■ What needs to be done
Lines that include "with" make up the answer; copy all of them from the data below.

■ Supplied material
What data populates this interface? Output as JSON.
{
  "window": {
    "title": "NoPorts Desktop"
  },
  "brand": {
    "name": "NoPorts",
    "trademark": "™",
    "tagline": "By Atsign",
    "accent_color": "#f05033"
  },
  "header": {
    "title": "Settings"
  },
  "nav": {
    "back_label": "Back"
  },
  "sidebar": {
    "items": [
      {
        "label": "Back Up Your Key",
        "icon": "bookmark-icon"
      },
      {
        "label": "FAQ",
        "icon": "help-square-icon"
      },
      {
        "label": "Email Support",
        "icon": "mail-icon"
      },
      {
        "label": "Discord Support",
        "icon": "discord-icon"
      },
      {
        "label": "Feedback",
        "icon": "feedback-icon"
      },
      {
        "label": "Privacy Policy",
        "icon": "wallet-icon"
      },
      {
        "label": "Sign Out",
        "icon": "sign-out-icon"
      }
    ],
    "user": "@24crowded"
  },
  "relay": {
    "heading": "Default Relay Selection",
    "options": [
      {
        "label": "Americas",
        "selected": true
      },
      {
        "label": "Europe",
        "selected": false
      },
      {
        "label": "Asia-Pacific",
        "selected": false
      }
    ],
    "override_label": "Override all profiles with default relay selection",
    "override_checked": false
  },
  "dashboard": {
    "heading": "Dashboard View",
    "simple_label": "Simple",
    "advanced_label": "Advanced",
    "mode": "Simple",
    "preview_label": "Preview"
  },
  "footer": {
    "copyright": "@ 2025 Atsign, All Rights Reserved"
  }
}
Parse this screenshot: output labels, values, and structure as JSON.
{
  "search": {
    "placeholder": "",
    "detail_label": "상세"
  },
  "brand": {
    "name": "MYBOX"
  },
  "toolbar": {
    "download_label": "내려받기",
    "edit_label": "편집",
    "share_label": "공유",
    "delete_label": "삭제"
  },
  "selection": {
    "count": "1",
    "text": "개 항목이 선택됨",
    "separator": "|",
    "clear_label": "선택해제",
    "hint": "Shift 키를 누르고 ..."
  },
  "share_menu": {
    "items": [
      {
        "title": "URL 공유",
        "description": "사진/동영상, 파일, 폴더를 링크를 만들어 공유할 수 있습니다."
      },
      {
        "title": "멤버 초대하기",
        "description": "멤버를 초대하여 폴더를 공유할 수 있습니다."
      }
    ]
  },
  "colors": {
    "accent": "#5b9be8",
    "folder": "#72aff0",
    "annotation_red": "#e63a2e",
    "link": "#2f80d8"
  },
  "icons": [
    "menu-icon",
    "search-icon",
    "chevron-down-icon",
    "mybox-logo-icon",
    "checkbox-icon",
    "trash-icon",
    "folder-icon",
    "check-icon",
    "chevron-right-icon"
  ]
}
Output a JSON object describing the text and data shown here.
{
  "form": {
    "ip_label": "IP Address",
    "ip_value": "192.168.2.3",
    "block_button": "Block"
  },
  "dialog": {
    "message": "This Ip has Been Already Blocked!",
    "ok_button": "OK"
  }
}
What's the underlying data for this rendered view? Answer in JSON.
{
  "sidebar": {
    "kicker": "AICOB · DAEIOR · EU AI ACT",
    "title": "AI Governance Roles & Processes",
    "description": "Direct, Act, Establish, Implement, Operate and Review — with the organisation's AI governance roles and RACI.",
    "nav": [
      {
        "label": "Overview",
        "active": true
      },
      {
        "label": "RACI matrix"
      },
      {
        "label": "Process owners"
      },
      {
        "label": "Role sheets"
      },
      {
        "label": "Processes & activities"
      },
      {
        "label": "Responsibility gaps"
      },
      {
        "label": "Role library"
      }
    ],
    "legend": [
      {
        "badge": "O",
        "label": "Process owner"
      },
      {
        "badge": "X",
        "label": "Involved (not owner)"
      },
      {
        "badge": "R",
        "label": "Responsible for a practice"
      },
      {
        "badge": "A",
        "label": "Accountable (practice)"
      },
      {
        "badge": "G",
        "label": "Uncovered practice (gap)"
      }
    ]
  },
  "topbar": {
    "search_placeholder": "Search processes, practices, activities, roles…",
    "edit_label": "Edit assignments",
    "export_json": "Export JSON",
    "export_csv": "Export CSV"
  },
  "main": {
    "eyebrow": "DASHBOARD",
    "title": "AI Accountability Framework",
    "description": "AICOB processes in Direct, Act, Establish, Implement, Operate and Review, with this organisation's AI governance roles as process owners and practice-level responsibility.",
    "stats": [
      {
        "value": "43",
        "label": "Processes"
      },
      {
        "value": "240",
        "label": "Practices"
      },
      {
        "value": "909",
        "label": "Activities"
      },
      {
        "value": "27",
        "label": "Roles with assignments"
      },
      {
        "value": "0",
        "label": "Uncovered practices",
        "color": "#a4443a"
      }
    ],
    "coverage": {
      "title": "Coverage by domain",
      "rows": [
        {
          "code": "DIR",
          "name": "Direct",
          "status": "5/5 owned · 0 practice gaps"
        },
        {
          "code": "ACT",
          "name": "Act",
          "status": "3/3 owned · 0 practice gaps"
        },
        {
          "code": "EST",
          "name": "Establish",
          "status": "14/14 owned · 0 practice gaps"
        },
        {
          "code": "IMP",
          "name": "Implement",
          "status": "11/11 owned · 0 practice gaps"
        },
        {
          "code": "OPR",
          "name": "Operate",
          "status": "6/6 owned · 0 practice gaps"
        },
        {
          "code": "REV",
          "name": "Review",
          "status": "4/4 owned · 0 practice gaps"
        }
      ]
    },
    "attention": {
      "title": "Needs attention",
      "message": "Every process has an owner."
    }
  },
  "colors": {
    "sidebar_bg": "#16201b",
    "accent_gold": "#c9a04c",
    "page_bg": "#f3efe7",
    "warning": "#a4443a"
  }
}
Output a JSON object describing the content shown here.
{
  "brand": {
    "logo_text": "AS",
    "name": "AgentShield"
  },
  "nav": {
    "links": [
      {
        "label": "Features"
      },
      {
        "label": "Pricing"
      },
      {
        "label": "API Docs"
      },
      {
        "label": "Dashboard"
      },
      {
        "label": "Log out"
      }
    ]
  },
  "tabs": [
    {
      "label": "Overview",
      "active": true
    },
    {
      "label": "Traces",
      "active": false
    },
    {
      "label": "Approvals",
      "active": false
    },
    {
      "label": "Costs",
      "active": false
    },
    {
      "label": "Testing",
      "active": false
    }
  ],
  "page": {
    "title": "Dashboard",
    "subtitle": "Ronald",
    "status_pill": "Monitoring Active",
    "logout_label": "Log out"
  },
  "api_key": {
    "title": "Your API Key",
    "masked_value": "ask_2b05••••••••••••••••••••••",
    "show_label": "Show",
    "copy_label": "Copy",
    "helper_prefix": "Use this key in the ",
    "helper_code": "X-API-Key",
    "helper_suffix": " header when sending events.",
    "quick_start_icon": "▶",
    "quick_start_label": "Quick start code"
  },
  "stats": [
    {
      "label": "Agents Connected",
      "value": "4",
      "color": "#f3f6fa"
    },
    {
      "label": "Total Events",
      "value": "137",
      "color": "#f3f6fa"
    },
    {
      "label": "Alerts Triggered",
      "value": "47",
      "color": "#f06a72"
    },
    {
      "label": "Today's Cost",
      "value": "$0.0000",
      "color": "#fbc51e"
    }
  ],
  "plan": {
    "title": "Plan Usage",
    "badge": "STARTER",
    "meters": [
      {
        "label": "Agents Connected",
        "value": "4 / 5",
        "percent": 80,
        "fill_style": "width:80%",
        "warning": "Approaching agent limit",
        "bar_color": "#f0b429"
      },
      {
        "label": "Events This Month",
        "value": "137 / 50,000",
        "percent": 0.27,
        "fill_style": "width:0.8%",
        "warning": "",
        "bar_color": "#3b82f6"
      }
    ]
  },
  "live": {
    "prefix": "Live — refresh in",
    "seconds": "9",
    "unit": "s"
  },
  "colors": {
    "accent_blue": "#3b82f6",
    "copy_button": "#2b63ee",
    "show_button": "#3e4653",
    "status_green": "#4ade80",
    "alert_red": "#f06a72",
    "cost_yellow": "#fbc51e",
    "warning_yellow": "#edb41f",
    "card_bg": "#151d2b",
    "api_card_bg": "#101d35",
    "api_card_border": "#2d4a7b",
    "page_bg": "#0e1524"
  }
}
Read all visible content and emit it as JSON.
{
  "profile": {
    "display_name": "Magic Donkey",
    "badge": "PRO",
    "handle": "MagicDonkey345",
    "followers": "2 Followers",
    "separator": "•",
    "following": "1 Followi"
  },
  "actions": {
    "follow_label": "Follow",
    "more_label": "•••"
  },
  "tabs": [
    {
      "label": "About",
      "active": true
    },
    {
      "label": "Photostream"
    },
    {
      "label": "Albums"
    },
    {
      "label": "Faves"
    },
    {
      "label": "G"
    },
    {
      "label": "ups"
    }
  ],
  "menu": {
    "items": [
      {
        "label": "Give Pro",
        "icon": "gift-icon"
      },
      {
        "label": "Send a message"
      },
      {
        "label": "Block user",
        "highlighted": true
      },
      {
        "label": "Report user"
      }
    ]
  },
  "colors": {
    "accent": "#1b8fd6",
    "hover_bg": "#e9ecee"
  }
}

■ Written response
    "override_label": "Override all profiles with default relay selection",
    "description": "Direct, Act, Establish, Implement, Operate and Review — with the organisation's AI governance roles and RACI.",
    "description": "AICOB processes in Direct, Act, Establish, Implement, Operate and Review, with this organisation's AI governance roles as process owners and practice-level responsibility.",
        "label": "Roles with assignments"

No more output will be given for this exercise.